▶ [Exercise details]: For each line of the listing that holds "Peak", show the full line.

▶ [The data]:
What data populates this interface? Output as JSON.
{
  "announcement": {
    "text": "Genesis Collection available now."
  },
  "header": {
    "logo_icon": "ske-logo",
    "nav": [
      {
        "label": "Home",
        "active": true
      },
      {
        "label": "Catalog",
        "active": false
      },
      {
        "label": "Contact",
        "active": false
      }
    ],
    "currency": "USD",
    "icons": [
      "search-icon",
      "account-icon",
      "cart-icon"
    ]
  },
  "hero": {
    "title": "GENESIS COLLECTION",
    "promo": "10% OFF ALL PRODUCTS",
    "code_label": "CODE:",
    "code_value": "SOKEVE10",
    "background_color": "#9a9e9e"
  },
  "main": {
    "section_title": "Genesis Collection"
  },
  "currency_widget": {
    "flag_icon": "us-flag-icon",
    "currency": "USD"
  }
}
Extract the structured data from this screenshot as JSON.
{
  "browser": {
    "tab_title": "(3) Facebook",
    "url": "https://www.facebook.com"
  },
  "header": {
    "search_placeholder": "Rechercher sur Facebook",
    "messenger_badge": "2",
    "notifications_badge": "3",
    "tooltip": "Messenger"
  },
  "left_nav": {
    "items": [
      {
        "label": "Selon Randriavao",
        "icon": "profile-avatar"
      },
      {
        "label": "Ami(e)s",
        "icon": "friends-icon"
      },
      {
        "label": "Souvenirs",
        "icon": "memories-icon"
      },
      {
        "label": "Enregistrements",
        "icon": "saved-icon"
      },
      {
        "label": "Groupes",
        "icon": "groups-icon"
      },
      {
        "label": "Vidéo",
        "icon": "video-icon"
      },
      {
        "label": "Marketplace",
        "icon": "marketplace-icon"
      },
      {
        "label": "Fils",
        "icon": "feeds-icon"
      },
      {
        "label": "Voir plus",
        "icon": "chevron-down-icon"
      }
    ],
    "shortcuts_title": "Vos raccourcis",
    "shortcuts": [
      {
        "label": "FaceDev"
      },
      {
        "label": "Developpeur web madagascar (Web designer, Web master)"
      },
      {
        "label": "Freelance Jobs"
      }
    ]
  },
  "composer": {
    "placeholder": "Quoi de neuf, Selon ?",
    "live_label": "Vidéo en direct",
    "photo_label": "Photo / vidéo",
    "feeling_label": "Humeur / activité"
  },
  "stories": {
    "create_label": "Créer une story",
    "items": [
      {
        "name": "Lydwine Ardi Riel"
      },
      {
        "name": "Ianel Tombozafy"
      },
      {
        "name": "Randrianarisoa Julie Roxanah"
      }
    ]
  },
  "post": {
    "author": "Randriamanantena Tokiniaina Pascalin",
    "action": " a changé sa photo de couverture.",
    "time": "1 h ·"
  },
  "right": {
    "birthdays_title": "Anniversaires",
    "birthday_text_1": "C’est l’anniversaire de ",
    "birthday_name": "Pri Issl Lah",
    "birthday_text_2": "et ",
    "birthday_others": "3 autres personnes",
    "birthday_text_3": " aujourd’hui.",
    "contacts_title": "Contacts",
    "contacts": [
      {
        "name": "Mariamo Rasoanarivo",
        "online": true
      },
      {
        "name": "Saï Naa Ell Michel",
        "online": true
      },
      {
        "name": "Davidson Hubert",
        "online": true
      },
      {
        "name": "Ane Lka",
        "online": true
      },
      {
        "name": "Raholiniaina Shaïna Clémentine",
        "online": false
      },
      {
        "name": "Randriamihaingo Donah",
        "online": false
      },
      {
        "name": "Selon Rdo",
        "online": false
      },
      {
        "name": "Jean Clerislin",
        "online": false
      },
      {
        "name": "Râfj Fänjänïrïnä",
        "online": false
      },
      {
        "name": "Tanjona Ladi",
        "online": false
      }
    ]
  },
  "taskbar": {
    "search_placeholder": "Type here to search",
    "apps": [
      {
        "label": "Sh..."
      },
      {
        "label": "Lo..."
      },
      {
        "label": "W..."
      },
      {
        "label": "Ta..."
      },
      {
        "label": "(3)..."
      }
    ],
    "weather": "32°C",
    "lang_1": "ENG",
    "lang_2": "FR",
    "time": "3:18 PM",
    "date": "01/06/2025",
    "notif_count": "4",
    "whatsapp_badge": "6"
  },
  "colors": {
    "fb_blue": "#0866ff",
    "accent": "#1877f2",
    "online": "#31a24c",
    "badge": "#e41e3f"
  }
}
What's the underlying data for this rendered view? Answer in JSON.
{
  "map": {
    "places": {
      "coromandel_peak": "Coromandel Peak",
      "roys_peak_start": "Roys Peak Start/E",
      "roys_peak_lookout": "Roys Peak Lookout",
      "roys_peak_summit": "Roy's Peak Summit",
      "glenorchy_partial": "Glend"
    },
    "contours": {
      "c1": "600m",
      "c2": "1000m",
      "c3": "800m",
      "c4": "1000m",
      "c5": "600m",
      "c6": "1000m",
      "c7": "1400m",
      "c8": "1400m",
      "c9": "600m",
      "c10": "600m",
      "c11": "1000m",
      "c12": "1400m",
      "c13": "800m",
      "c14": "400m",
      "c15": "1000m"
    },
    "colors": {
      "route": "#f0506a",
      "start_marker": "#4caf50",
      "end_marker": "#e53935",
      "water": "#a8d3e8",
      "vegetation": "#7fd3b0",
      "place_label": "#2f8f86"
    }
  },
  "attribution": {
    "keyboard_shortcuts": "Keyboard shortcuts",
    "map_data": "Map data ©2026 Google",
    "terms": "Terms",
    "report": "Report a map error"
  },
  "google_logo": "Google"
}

▶ [Response]:
      "coromandel_peak": "Coromandel Peak",
      "roys_peak_start": "Roys Peak Start/E",
      "roys_peak_lookout": "Roys Peak Lookout",
      "roys_peak_summit": "Roy's Peak Summit",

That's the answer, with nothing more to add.